·360 words
My aim is to develop some aspects of a critical orientation that does not rely upon definitively human capacities, and that, as such, does not exclude atypical bodies and minds from the outset. To explore such ideas, I consider feminist theories that understand vulnerability to be a ubiquitous or even universal aspect of life, and as such, as a more appropriate basis for ethics.


Disability and The Inhuman

·272 words
I consider how certain ways of existing come to be considered as not fully human, and associated with something called ‘inhuman’; how such associations are involved in the constitution of what is taken to be fully or properly human; and finally, the deleterious effects for those who, because they move or think in unconventional ways, become associated with the inhuman.


Disability, Technology, Time: The Technological Unconscious as an Unsafe Ground for Bodily Activity

·4190 words
I talk about very basic kinds of technology, and how these contribute to the enaction of disability. I outline two concepts: inter-mundane technology (a low level artefactuality that supports activity while falling outside awareness, so that its contribution goes unacknowledged and the activity appears natural), and technological unconscious (a corpus of habituated expectations about how the world is). I then discuss how inter-mundane technologies—which are normatively-structured—lead to one way disability gets enacted, and also arodes bodily confidence in the world.


Disability and Prosthesis Beyond Utility and Function

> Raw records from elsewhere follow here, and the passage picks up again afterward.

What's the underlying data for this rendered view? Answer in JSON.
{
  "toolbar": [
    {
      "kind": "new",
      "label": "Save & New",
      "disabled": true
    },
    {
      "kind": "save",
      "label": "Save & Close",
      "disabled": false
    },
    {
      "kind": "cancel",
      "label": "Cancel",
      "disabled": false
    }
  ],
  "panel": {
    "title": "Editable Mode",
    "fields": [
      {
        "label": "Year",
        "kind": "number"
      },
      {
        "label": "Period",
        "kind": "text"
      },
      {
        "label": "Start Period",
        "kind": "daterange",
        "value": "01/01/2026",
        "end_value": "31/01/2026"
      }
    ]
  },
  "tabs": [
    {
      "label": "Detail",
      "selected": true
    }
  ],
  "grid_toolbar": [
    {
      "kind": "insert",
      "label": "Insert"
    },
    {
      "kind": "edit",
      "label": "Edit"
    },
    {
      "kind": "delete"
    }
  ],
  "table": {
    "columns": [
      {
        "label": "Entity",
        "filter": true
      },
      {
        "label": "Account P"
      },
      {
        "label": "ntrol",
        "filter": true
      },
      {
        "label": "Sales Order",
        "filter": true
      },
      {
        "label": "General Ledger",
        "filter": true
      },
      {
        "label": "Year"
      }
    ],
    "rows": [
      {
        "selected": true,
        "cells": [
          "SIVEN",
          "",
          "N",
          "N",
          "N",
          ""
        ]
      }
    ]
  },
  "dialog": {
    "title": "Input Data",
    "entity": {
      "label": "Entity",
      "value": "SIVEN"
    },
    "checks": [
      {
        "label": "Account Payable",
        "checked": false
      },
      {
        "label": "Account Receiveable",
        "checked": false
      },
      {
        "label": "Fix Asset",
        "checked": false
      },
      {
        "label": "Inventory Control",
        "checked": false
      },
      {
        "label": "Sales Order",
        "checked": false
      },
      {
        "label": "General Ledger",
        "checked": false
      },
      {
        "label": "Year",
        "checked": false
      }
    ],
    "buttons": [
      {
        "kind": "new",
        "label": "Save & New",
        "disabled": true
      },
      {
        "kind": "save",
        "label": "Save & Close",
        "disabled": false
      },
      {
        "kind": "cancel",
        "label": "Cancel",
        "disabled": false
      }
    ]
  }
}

·3916 words
Technologies are not mere external utilities, but are profoundly involved within human development. Explanation of such involvement takes various forms. Like natural and social artefacts, technologies have a historical development, and can acquire metaphysical baggage. One way to conceptualise technology is in terms of prosthesis: a tool—from a flint or a hammer, to language—that extends or enables capacities. I discuss prosthesis as a human-technology relation, and consider three such conceptualisations—instrumentalism, Bernard Stiegler’s originary technicity, and Gilbert Simondon’s concretisation—and consider their relevance and usefulness to disability.